Clear and descriptive labelling of items, folders and files is essential to the usability and inclusivity of your module.
Names create the links on a module page. Items, Files and Course Resources tools all have a similar creation form that includes a name and description field.
Consistent titling speeds up how students navigate a module, for example title a file by using week numbers or tool indicators as prefixes.
The table below presents examples of titles of items and tools.
Use the description to provide context and instructions for the files and activities. The description should be used to supplement the name field and provide further information, including instructional guidance on how and why resources should be used.
The description acts as another way for students to check the content and relevance of resources prior to downloading them. For example, an item that links to the lecture slides for one week’s teaching could include the learning aims that week or summary of the lecture. The description would not need to be written from scratch, but simply copied and pasted from the introductory slide in the PowerPoint.
Resources, such as a lecture PowerPoint or assignment instructions, should be labelled appropriately and consistently, so that it can easily be identified by students, in particular those using screen-reading software. Users of screen-reading software download resources based upon their link title and file name.
Without descriptive file names, students have to download the file, open it (normally switching to another program and hence a different user interface), and finally skim through some of the content to identify whether it is the content they wish to use. This can be a very time consuming and disorienting process for users of screen-reading software if files are not named descriptively.
Example file names
The table below provides examples for a module called Technology Enhanced Learning. The students are aware this is regularly abbreviated to TEL, so this has been used in the file name.

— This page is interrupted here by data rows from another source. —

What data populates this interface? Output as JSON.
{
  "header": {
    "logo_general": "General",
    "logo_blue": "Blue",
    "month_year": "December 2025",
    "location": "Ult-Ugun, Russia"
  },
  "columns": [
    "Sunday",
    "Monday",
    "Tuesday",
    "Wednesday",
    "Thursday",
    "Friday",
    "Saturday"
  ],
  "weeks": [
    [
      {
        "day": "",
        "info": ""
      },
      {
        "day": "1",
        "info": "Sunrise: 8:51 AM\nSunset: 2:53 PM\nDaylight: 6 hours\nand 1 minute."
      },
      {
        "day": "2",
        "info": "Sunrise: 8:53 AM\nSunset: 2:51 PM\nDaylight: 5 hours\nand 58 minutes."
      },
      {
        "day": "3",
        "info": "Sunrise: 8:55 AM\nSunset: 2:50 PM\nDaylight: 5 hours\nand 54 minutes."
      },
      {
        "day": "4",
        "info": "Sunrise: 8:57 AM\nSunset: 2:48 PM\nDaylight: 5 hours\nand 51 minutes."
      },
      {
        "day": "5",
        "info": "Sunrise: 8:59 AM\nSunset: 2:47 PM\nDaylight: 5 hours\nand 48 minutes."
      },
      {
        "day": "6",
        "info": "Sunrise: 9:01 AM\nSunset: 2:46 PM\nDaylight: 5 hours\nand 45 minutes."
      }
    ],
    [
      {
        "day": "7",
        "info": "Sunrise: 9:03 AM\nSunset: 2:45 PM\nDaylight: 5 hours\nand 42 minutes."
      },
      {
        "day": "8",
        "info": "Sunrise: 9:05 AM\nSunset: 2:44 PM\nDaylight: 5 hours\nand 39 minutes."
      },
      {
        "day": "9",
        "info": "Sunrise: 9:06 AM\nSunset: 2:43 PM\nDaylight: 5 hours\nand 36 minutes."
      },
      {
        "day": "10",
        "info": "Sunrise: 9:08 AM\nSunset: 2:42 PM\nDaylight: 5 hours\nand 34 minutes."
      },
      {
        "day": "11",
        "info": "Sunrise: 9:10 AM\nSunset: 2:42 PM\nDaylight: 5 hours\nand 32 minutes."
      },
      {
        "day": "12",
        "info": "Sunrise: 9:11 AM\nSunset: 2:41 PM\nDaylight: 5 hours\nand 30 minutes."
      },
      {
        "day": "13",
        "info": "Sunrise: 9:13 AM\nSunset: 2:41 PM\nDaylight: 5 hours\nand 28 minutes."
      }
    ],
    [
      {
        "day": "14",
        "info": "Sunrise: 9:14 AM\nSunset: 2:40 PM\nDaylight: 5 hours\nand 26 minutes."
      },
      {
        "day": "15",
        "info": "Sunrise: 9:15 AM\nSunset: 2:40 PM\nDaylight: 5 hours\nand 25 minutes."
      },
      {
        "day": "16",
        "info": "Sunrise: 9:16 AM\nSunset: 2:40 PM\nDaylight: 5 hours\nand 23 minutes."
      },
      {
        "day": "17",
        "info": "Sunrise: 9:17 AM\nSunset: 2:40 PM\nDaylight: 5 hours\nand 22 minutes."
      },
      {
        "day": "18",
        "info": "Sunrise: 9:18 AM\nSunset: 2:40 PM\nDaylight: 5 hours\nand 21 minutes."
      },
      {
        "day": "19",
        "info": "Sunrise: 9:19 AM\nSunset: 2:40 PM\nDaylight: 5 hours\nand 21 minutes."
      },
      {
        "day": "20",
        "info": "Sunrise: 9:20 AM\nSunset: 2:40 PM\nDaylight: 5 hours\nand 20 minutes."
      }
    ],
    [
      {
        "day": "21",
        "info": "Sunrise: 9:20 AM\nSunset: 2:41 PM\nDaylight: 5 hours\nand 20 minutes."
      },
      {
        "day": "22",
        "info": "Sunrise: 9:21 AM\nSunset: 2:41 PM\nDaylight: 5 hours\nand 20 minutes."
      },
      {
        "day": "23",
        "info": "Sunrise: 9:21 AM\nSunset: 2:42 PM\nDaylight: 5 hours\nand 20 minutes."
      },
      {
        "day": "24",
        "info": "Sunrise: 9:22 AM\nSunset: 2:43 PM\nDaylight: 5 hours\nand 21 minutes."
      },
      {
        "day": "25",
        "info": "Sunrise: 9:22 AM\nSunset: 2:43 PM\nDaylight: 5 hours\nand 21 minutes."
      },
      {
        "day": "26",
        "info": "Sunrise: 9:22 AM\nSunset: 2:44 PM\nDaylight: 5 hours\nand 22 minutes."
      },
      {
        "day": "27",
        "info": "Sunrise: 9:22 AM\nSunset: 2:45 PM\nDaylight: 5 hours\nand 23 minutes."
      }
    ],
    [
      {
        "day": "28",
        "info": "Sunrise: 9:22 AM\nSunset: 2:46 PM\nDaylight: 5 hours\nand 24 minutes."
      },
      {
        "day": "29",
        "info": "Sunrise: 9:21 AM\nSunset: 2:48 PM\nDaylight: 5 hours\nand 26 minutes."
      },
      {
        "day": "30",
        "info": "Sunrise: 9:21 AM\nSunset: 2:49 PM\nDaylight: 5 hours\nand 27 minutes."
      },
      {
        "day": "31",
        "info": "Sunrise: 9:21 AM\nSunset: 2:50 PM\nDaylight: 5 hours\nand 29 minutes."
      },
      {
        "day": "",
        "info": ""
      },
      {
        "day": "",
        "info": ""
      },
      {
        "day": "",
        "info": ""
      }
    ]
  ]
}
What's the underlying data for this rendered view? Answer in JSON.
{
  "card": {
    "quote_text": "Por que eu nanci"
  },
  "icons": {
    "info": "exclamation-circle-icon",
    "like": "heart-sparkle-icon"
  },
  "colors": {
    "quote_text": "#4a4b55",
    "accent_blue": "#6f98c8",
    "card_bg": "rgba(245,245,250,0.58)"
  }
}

The good practice examples mean that all resources for a module and week are listed together in a typical file system on a student’s device. They can also then search by the module, week and topic if required.